DAC6 requires EU intermediaries to file information on Reportable Cross-border Arrangements to their local tax authorities. Where the intermediary asserts legal professional privilege or no EU intermediary is involved, the EU taxpayer has an obligation to self-report. Failure to submit will result in penalties.

If there are no intermediaries that can report, the obligation is on the taxpayers.


An arrangement will be reportable if it meets at least one of five hallmarks, which are categorised as follows:

  • Generic hallmarks linked to the main benefit test
  • Specific hallmarks linked to the main benefit test: this includes certain tax planning features, such as buying a loss making company to exploit its losses in order to reduce tax liability.
  • Specific hallmarks related to cross-border transactions (some of these hallmarks are linked to the main benefit test)
  • Specific hallmarks concerning automatic exchange of information and beneficial ownership
  • Specific hallmarks concerning transfer pricing


The ‘main benefit’ test means that one of the main objectives of the arrangement is to obtain a tax advantage.


A qualifying intermediary, which can be either an individual or a company, includes, but isn’t limited to, lawyers, accountants, corporate services companies, banks, holding and group treasury
companies etc.

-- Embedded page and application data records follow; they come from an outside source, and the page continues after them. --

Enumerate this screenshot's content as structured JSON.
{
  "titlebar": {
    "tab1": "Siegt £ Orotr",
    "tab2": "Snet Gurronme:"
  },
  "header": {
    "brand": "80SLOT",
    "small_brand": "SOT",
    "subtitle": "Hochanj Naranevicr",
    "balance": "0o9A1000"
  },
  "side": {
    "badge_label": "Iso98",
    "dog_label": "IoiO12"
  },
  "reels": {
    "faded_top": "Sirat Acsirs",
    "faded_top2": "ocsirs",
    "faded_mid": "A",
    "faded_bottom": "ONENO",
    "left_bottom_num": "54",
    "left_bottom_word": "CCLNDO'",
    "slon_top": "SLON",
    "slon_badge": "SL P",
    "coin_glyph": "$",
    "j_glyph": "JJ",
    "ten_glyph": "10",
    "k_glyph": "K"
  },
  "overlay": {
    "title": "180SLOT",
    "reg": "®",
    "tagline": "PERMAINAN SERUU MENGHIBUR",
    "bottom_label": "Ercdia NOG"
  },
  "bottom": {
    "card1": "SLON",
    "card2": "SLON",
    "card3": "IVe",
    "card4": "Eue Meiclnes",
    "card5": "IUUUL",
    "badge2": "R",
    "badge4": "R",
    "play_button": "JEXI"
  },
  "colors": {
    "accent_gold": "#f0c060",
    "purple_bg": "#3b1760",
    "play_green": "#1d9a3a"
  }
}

Intermediaries, who sell reportable cross-border tax arrangements to their clients, should report information on the arrangement to the tax authorities of their home Member State.

An intermediary is also any person that provides, directly or by means of other persons, aid, assistance or advice with respect to designing, marketing, organising, making available for implementation or managing the implementation of a reportable cross-border arrangement (4).

Where there’s more than one intermediary, the reporting obligation lies with all intermediaries involved in the arrangement. In this case one unique reference number should be included on all exchanges so that they can be linked to a single arrangement.



It’s important that discussions between all stakeholders begin as early on in the legislative process as possible. In practical terms:

  • identify what needs to be reported, who needs to report and to whom
  • speak to your advisor(s) to agree who’ll be responsible for filing the information
  • collate and store the data that needs to be reported

We provide mandatory disclosure reporting services, using a state of the art online reporting tool, and we’ll continue to monitor the implementation of the Directive in all EU Member States so you can focus on your business. If you’d like any further information on how we can help, or have any questions on the Directive and its potential implications, please get in touch.